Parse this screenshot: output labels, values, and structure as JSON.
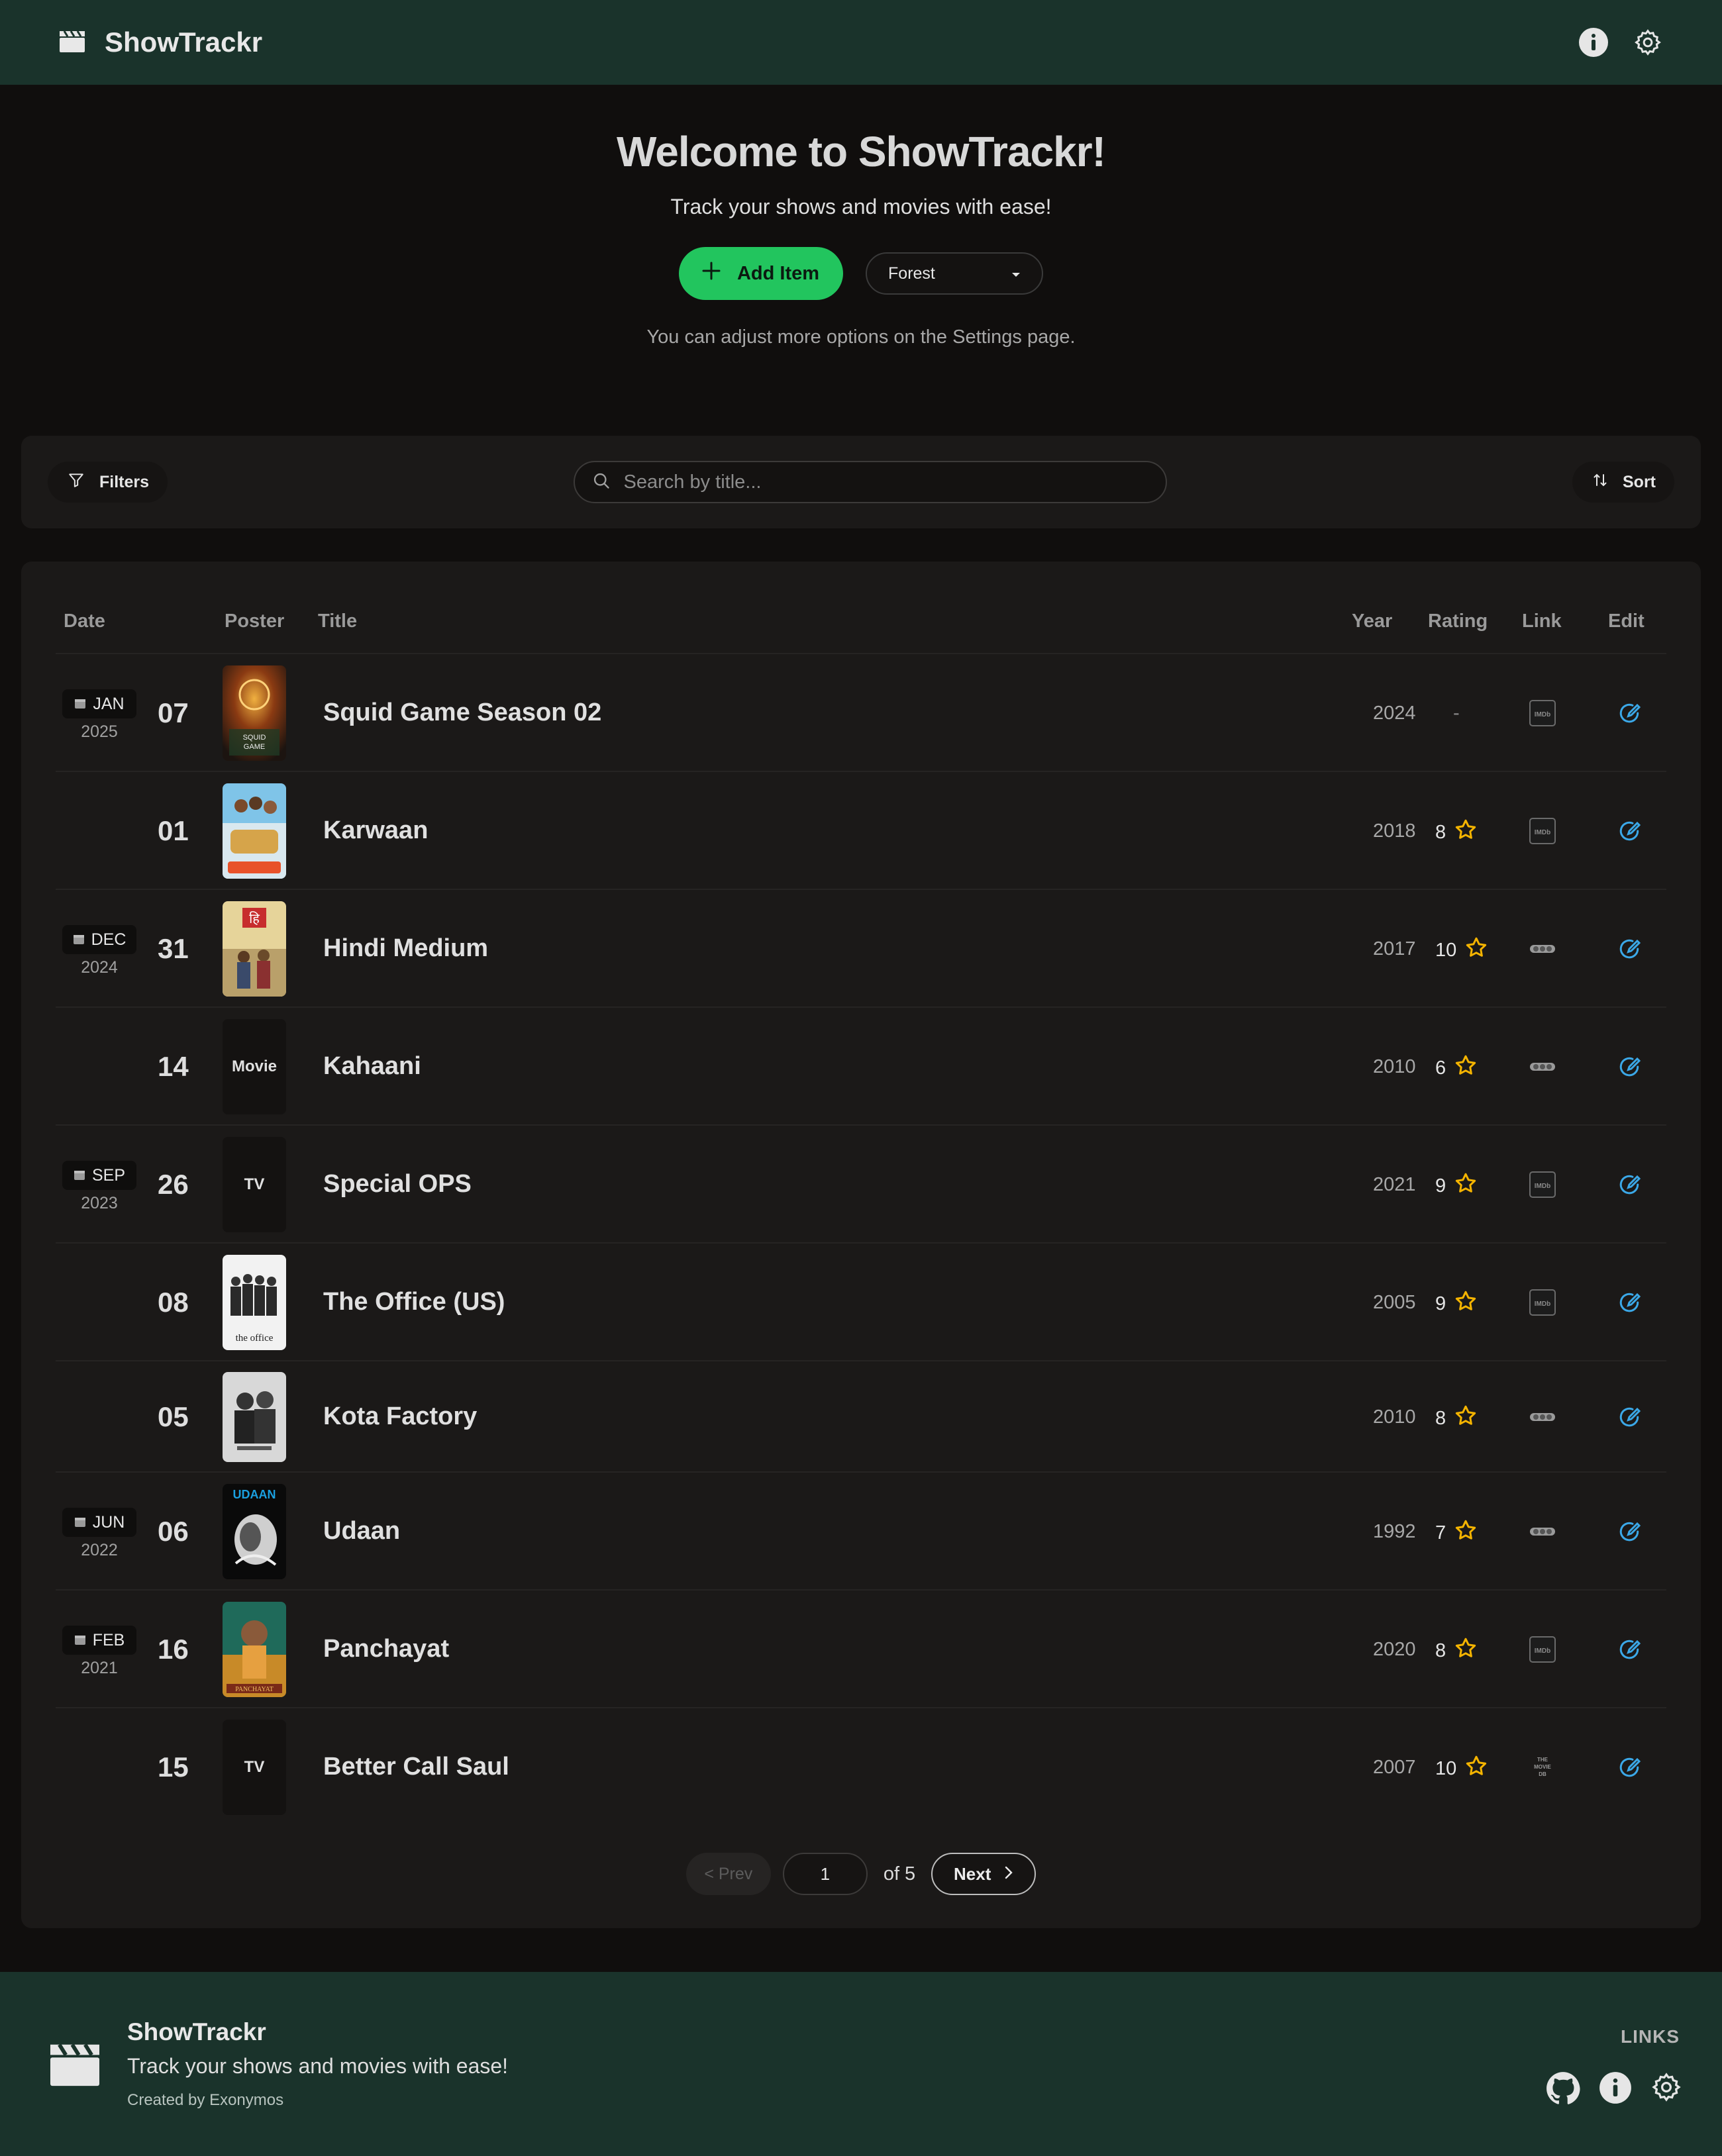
{
  "app": {
    "name": "ShowTrackr"
  },
  "hero": {
    "title": "Welcome to ShowTrackr!",
    "subtitle": "Track your shows and movies with ease!",
    "add_label": "Add Item",
    "theme_value": "Forest",
    "hint": "You can adjust more options on the Settings page."
  },
  "toolbar": {
    "filters_label": "Filters",
    "search_placeholder": "Search by title...",
    "sort_label": "Sort"
  },
  "table": {
    "headers": {
      "date": "Date",
      "poster": "Poster",
      "title": "Title",
      "year": "Year",
      "rating": "Rating",
      "link": "Link",
      "edit": "Edit"
    },
    "rows": [
      {
        "month": "JAN",
        "year_label": "2025",
        "day": "07",
        "poster": "squid",
        "title": "Squid Game Season 02",
        "year": "2024",
        "rating": "-",
        "link": "imdb"
      },
      {
        "month": "",
        "year_label": "",
        "day": "01",
        "poster": "karwaan",
        "title": "Karwaan",
        "year": "2018",
        "rating": "8",
        "link": "imdb"
      },
      {
        "month": "DEC",
        "year_label": "2024",
        "day": "31",
        "poster": "hindi",
        "title": "Hindi Medium",
        "year": "2017",
        "rating": "10",
        "link": "dots"
      },
      {
        "month": "",
        "year_label": "",
        "day": "14",
        "poster": "Movie",
        "title": "Kahaani",
        "year": "2010",
        "rating": "6",
        "link": "dots"
      },
      {
        "month": "SEP",
        "year_label": "2023",
        "day": "26",
        "poster": "TV",
        "title": "Special OPS",
        "year": "2021",
        "rating": "9",
        "link": "imdb"
      },
      {
        "month": "",
        "year_label": "",
        "day": "08",
        "poster": "office",
        "title": "The Office (US)",
        "year": "2005",
        "rating": "9",
        "link": "imdb"
      },
      {
        "month": "",
        "year_label": "",
        "day": "05",
        "poster": "kota",
        "title": "Kota Factory",
        "year": "2010",
        "rating": "8",
        "link": "dots"
      },
      {
        "month": "JUN",
        "year_label": "2022",
        "day": "06",
        "poster": "udaan",
        "title": "Udaan",
        "year": "1992",
        "rating": "7",
        "link": "dots"
      },
      {
        "month": "FEB",
        "year_label": "2021",
        "day": "16",
        "poster": "panchayat",
        "title": "Panchayat",
        "year": "2020",
        "rating": "8",
        "link": "imdb"
      },
      {
        "month": "",
        "year_label": "",
        "day": "15",
        "poster": "TV",
        "title": "Better Call Saul",
        "year": "2007",
        "rating": "10",
        "link": "tmdb"
      }
    ]
  },
  "pagination": {
    "prev_label": "< Prev",
    "current": "1",
    "of_label": "of 5",
    "next_label": "Next"
  },
  "footer": {
    "name": "ShowTrackr",
    "tagline": "Track your shows and movies with ease!",
    "credit": "Created by Exonymos",
    "links_label": "LINKS"
  },
  "colors": {
    "header_bg": "#1a332b",
    "accent": "#22c55e",
    "star": "#f5b400",
    "edit": "#3ba8e8"
  },
  "icons": [
    "clapperboard-icon",
    "info-icon",
    "gear-icon",
    "plus-icon",
    "chevron-down-icon",
    "filter-icon",
    "search-icon",
    "sort-icon",
    "calendar-icon",
    "star-icon",
    "imdb-icon",
    "more-dots-icon",
    "tmdb-icon",
    "edit-icon",
    "chevron-right-icon",
    "github-icon"
  ]
}
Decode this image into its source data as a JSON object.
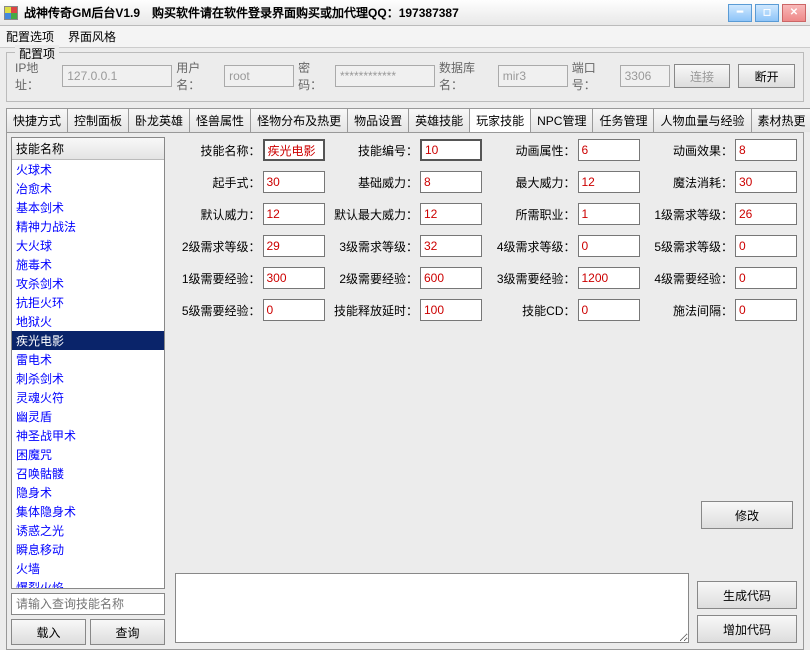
{
  "titlebar": {
    "title": "战神传奇GM后台V1.9",
    "subtitle": "购买软件请在软件登录界面购买或加代理QQ：197387387"
  },
  "menubar": {
    "items": [
      "配置选项",
      "界面风格"
    ]
  },
  "config": {
    "legend": "配置项",
    "ip_label": "IP地址：",
    "ip": "127.0.0.1",
    "user_label": "用户名：",
    "user": "root",
    "pass_label": "密码：",
    "pass": "************",
    "db_label": "数据库名：",
    "db": "mir3",
    "port_label": "端口号：",
    "port": "3306",
    "connect": "连接",
    "disconnect": "断开"
  },
  "tabs": [
    "快捷方式",
    "控制面板",
    "卧龙英雄",
    "怪兽属性",
    "怪物分布及热更",
    "物品设置",
    "英雄技能",
    "玩家技能",
    "NPC管理",
    "任务管理",
    "人物血量与经验",
    "素材热更"
  ],
  "active_tab": 7,
  "skills": {
    "header": "技能名称",
    "items": [
      "火球术",
      "冶愈术",
      "基本剑术",
      "精神力战法",
      "大火球",
      "施毒术",
      "攻杀剑术",
      "抗拒火环",
      "地狱火",
      "疾光电影",
      "雷电术",
      "刺杀剑术",
      "灵魂火符",
      "幽灵盾",
      "神圣战甲术",
      "困魔咒",
      "召唤骷髅",
      "隐身术",
      "集体隐身术",
      "诱惑之光",
      "瞬息移动",
      "火墙",
      "爆裂火焰"
    ],
    "selected": 9
  },
  "search": {
    "placeholder": "请输入查询技能名称",
    "load": "载入",
    "query": "查询"
  },
  "fields": {
    "r0": [
      {
        "l": "技能名称：",
        "v": "疾光电影",
        "main": true
      },
      {
        "l": "技能编号：",
        "v": "10",
        "main": true
      },
      {
        "l": "动画属性：",
        "v": "6"
      },
      {
        "l": "动画效果：",
        "v": "8"
      }
    ],
    "r1": [
      {
        "l": "起手式：",
        "v": "30"
      },
      {
        "l": "基础威力：",
        "v": "8"
      },
      {
        "l": "最大威力：",
        "v": "12"
      },
      {
        "l": "魔法消耗：",
        "v": "30"
      }
    ],
    "r2": [
      {
        "l": "默认威力：",
        "v": "12"
      },
      {
        "l": "默认最大威力：",
        "v": "12"
      },
      {
        "l": "所需职业：",
        "v": "1"
      },
      {
        "l": "1级需求等级：",
        "v": "26"
      }
    ],
    "r3": [
      {
        "l": "2级需求等级：",
        "v": "29"
      },
      {
        "l": "3级需求等级：",
        "v": "32"
      },
      {
        "l": "4级需求等级：",
        "v": "0"
      },
      {
        "l": "5级需求等级：",
        "v": "0"
      }
    ],
    "r4": [
      {
        "l": "1级需要经验：",
        "v": "300"
      },
      {
        "l": "2级需要经验：",
        "v": "600"
      },
      {
        "l": "3级需要经验：",
        "v": "1200"
      },
      {
        "l": "4级需要经验：",
        "v": "0"
      }
    ],
    "r5": [
      {
        "l": "5级需要经验：",
        "v": "0"
      },
      {
        "l": "技能释放延时：",
        "v": "100"
      },
      {
        "l": "技能CD：",
        "v": "0"
      },
      {
        "l": "施法间隔：",
        "v": "0"
      }
    ]
  },
  "buttons": {
    "modify": "修改",
    "gencode": "生成代码",
    "addcode": "增加代码"
  }
}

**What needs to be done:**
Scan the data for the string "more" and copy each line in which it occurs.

**Result of this exercise:**
    "hint": "You can adjust more options on the Settings page."
    "more-dots-icon",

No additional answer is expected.